When the terms of the treaty were announced, the Continentalist leader Benito Calzón denounced it as "the betrayal of the memory of Pedro Hermión," and claimed that Niles had "bartered away our birthright in Mexico del Norte for a questionable peace with a dastardly foe." So great were the recriminations against him that Niles feared leaving the Presidential Palace for fear of assassination attempts.

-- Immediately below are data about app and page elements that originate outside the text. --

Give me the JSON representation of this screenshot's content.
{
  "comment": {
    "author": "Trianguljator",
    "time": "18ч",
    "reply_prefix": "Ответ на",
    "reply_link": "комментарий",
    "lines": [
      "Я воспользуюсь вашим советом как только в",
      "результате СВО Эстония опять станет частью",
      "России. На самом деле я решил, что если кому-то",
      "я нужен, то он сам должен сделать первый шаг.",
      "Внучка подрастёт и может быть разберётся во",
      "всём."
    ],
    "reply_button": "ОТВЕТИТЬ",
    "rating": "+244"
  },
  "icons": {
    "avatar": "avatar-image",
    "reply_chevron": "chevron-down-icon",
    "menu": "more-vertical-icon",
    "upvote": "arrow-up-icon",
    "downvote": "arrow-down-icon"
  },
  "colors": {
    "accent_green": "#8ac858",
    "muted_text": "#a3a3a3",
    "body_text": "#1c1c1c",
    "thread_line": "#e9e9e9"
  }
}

In spite of this, Niles attempted to restore the Mexican economy. He was able to secure long-term loans from the government of King Louis XIX of France at low interest rates. The combination of French loans, a revival of cotton exports from Jefferson, continued gold production, and the first dividends from President Andrew Jackson's agricultural development programs in Durango and Chiapas allowed the U.S.M. to return to its pre-war level of prosperity by 1858.
The Libertarian caucus renominated Niles in the 1857 Mexican elections, but he was unable to persuade Mexican voters that the Hague Treaty had been a reasonable peace. Governor Arthur Conroy of Arizona was able to capitalize on the idolization of the late Pedro Hermión to win a Continentalist majority in Congress, and Niles term came to an end with Conroy's inauguration on 5 September 1857.
Sobel's sources for the political career of Hector Hiles are Joseph Marro's In the Service of Mexico (Mexico City, 1871); David Marks' Hector Niles: The Mexican Augustus (Mexico City, 1949); Carlos McBride's The U.S.M. Elections of 1851: The End of an Era (Mexico City, 1960); Hector Corazón's La Vida y Obras de Benito Calzón de Durango (Mexico City, 1962); Frank Taft's The End of the War: The Hague in 1854-1855 (Melbourne, 1967); and Simon Rabbino's Except in His Native Land: The Irony of the Niles Presidency (London, 1970).
This is the Featured Article for the week of 26 January 2014.
|Heads of State of the U.S.M.|
|Andrew Jackson • Miguel Huddleston • Pedro Hermión • Raphael Blaine • Hector Niles • Arthur Conroy • Omar Kinkaid • George Vining • Benito Hermión • Martin Cole • Anthony Flores • Victoriano Consalus • Emiliano Calles • Pedro Fuentes • Alvin Silva • Felix Garcia • Vincent Mercator • Raphael Dominguez|